*Problem statement:*
Please return all the records exactly, with nothing left out.

(Data records for software interfaces)
* * *
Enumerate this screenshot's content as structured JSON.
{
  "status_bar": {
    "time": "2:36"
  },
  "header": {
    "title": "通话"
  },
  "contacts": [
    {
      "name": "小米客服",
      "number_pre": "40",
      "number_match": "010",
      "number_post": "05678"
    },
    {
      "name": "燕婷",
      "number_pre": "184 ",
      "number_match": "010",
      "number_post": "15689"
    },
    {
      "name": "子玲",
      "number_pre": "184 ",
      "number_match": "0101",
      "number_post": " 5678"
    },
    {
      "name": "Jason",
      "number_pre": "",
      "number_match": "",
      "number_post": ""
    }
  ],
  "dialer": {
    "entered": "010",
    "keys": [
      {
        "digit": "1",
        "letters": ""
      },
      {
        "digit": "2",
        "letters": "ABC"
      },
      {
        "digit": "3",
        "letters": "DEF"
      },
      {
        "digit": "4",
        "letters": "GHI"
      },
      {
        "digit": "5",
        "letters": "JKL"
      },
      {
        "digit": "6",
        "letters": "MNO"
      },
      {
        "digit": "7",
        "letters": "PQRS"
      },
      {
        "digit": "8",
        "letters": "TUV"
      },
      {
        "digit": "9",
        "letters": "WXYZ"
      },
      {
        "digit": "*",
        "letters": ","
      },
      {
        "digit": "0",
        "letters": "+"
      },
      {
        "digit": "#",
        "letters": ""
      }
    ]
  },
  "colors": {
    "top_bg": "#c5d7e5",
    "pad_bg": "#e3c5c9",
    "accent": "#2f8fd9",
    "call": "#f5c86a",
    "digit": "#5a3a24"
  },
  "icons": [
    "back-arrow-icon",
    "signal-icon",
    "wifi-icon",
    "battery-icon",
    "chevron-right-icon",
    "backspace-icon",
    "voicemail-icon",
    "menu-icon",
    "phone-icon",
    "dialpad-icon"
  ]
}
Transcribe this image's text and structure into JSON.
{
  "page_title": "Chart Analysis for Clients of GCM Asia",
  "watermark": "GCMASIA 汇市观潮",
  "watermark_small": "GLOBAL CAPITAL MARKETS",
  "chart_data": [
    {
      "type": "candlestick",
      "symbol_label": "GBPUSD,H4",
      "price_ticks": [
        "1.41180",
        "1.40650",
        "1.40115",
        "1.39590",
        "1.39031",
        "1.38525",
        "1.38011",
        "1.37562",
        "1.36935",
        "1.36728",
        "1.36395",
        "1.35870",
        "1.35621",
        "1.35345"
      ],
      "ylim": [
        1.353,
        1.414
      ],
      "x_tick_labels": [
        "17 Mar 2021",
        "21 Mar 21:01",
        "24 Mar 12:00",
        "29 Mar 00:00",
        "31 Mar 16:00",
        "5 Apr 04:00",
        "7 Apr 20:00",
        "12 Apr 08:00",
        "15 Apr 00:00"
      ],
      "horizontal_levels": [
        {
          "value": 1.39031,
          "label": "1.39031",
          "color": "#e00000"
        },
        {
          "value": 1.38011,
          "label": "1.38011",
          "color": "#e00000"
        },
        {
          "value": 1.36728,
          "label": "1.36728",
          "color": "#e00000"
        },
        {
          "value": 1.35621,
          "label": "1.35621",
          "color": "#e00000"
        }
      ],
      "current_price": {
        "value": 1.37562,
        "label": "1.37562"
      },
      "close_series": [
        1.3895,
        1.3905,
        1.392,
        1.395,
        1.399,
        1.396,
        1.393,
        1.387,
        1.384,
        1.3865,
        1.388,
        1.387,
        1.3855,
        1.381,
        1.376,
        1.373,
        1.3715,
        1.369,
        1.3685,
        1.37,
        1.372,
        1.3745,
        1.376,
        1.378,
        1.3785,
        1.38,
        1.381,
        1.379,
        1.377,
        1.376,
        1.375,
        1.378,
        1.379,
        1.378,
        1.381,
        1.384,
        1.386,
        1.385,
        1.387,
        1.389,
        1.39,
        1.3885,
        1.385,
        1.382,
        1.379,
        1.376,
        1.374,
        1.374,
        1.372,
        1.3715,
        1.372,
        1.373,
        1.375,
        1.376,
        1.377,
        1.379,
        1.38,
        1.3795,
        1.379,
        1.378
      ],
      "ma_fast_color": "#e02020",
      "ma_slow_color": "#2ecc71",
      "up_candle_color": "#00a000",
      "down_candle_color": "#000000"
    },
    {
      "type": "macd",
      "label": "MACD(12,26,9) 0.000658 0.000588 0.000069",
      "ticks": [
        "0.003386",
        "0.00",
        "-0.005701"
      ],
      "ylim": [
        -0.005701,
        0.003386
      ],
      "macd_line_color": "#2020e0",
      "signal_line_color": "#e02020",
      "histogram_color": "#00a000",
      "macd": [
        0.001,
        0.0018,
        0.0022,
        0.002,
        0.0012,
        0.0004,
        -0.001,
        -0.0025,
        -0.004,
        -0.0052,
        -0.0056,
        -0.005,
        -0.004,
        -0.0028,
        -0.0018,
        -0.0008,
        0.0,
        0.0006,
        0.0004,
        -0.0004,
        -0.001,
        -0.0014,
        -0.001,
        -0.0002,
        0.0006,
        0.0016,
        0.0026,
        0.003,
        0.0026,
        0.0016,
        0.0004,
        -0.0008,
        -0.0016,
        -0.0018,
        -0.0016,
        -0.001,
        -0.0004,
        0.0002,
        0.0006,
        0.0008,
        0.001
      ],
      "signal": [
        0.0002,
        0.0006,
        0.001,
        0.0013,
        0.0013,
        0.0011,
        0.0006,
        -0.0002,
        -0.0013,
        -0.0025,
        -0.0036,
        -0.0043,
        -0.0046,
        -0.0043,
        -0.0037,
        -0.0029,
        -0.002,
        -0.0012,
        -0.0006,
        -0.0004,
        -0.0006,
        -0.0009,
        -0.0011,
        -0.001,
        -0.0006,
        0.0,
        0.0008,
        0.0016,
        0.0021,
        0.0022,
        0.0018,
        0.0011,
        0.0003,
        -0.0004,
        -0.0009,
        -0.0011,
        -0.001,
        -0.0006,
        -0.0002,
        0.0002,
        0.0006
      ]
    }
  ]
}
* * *
*Your solution:*
Enumerate this screenshot's content as structured JSON.
{
  "status_bar": {
    "time": "2:36"
  },
  "header": {
    "title": "通话"
  },
  "contacts": [
    {
      "name": "小米客服",
      "number_pre": "40",
      "number_match": "010",
      "number_post": "05678"
    },
    {
      "name": "燕婷",
      "number_pre": "184 ",
      "number_match": "010",
      "number_post": "15689"
    },
    {
      "name": "子玲",
      "number_pre": "184 ",
      "number_match": "0101",
      "number_post": " 5678"
    },
    {
      "name": "Jason",
      "number_pre": "",
      "number_match": "",
      "number_post": ""
    }
  ],
  "dialer": {
    "entered": "010",
    "keys": [
      {
        "digit": "1",
        "letters": ""
      },
      {
        "digit": "2",
        "letters": "ABC"
      },
      {
        "digit": "3",
        "letters": "DEF"
      },
      {
        "digit": "4",
        "letters": "GHI"
      },
      {
        "digit": "5",
        "letters": "JKL"
      },
      {
        "digit": "6",
        "letters": "MNO"
      },
      {
        "digit": "7",
        "letters": "PQRS"
      },
      {
        "digit": "8",
        "letters": "TUV"
      },
      {
        "digit": "9",
        "letters": "WXYZ"
      },
      {
        "digit": "*",
        "letters": ","
      },
      {
        "digit": "0",
        "letters": "+"
      },
      {
        "digit": "#",
        "letters": ""
      }
    ]
  },
  "colors": {
    "top_bg": "#c5d7e5",
    "pad_bg": "#e3c5c9",
    "accent": "#2f8fd9",
    "call": "#f5c86a",
    "digit": "#5a3a24"
  },
  "icons": [
    "back-arrow-icon",
    "signal-icon",
    "wifi-icon",
    "battery-icon",
    "chevron-right-icon",
    "backspace-icon",
    "voicemail-icon",
    "menu-icon",
    "phone-icon",
    "dialpad-icon"
  ]
}
Transcribe this image's text and structure into JSON.
{
  "page_title": "Chart Analysis for Clients of GCM Asia",
  "watermark": "GCMASIA 汇市观潮",
  "watermark_small": "GLOBAL CAPITAL MARKETS",
  "chart_data": [
    {
      "type": "candlestick",
      "symbol_label": "GBPUSD,H4",
      "price_ticks": [
        "1.41180",
        "1.40650",
        "1.40115",
        "1.39590",
        "1.39031",
        "1.38525",
        "1.38011",
        "1.37562",
        "1.36935",
        "1.36728",
        "1.36395",
        "1.35870",
        "1.35621",
        "1.35345"
      ],
      "ylim": [
        1.353,
        1.414
      ],
      "x_tick_labels": [
        "17 Mar 2021",
        "21 Mar 21:01",
        "24 Mar 12:00",
        "29 Mar 00:00",
        "31 Mar 16:00",
        "5 Apr 04:00",
        "7 Apr 20:00",
        "12 Apr 08:00",
        "15 Apr 00:00"
      ],
      "horizontal_levels": [
        {
          "value": 1.39031,
          "label": "1.39031",
          "color": "#e00000"
        },
        {
          "value": 1.38011,
          "label": "1.38011",
          "color": "#e00000"
        },
        {
          "value": 1.36728,
          "label": "1.36728",
          "color": "#e00000"
        },
        {
          "value": 1.35621,
          "label": "1.35621",
          "color": "#e00000"
        }
      ],
      "current_price": {
        "value": 1.37562,
        "label": "1.37562"
      },
      "close_series": [
        1.3895,
        1.3905,
        1.392,
        1.395,
        1.399,
        1.396,
        1.393,
        1.387,
        1.384,
        1.3865,
        1.388,
        1.387,
        1.3855,
        1.381,
        1.376,
        1.373,
        1.3715,
        1.369,
        1.3685,
        1.37,
        1.372,
        1.3745,
        1.376,
        1.378,
        1.3785,
        1.38,
        1.381,
        1.379,
        1.377,
        1.376,
        1.375,
        1.378,
        1.379,
        1.378,
        1.381,
        1.384,
        1.386,
        1.385,
        1.387,
        1.389,
        1.39,
        1.3885,
        1.385,
        1.382,
        1.379,
        1.376,
        1.374,
        1.374,
        1.372,
        1.3715,
        1.372,
        1.373,
        1.375,
        1.376,
        1.377,
        1.379,
        1.38,
        1.3795,
        1.379,
        1.378
      ],
      "ma_fast_color": "#e02020",
      "ma_slow_color": "#2ecc71",
      "up_candle_color": "#00a000",
      "down_candle_color": "#000000"
    },
    {
      "type": "macd",
      "label": "MACD(12,26,9) 0.000658 0.000588 0.000069",
      "ticks": [
        "0.003386",
        "0.00",
        "-0.005701"
      ],
      "ylim": [
        -0.005701,
        0.003386
      ],
      "macd_line_color": "#2020e0",
      "signal_line_color": "#e02020",
      "histogram_color": "#00a000",
      "macd": [
        0.001,
        0.0018,
        0.0022,
        0.002,
        0.0012,
        0.0004,
        -0.001,
        -0.0025,
        -0.004,
        -0.0052,
        -0.0056,
        -0.005,
        -0.004,
        -0.0028,
        -0.0018,
        -0.0008,
        0.0,
        0.0006,
        0.0004,
        -0.0004,
        -0.001,
        -0.0014,
        -0.001,
        -0.0002,
        0.0006,
        0.0016,
        0.0026,
        0.003,
        0.0026,
        0.0016,
        0.0004,
        -0.0008,
        -0.0016,
        -0.0018,
        -0.0016,
        -0.001,
        -0.0004,
        0.0002,
        0.0006,
        0.0008,
        0.001
      ],
      "signal": [
        0.0002,
        0.0006,
        0.001,
        0.0013,
        0.0013,
        0.0011,
        0.0006,
        -0.0002,
        -0.0013,
        -0.0025,
        -0.0036,
        -0.0043,
        -0.0046,
        -0.0043,
        -0.0037,
        -0.0029,
        -0.002,
        -0.0012,
        -0.0006,
        -0.0004,
        -0.0006,
        -0.0009,
        -0.0011,
        -0.001,
        -0.0006,
        0.0,
        0.0008,
        0.0016,
        0.0021,
        0.0022,
        0.0018,
        0.0011,
        0.0003,
        -0.0004,
        -0.0009,
        -0.0011,
        -0.001,
        -0.0006,
        -0.0002,
        0.0002,
        0.0006
      ]
    }
  ]
}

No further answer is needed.